Directions for this task:
A verbatim copy of every record is needed.

(Records supplied begins)

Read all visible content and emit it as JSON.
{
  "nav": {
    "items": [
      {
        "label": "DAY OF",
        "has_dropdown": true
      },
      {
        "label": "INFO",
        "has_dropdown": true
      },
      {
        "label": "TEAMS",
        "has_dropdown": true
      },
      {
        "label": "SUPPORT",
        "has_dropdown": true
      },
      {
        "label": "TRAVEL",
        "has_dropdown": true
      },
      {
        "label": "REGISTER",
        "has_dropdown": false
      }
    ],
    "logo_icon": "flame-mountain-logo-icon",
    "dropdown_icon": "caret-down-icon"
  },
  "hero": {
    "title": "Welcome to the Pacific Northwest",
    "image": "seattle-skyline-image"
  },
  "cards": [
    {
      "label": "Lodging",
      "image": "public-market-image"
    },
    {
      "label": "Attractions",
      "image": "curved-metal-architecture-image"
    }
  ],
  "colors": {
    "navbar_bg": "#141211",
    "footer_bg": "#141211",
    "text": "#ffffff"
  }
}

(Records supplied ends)

Final answer:
Read all visible content and emit it as JSON.
{
  "nav": {
    "items": [
      {
        "label": "DAY OF",
        "has_dropdown": true
      },
      {
        "label": "INFO",
        "has_dropdown": true
      },
      {
        "label": "TEAMS",
        "has_dropdown": true
      },
      {
        "label": "SUPPORT",
        "has_dropdown": true
      },
      {
        "label": "TRAVEL",
        "has_dropdown": true
      },
      {
        "label": "REGISTER",
        "has_dropdown": false
      }
    ],
    "logo_icon": "flame-mountain-logo-icon",
    "dropdown_icon": "caret-down-icon"
  },
  "hero": {
    "title": "Welcome to the Pacific Northwest",
    "image": "seattle-skyline-image"
  },
  "cards": [
    {
      "label": "Lodging",
      "image": "public-market-image"
    },
    {
      "label": "Attractions",
      "image": "curved-metal-architecture-image"
    }
  ],
  "colors": {
    "navbar_bg": "#141211",
    "footer_bg": "#141211",
    "text": "#ffffff"
  }
}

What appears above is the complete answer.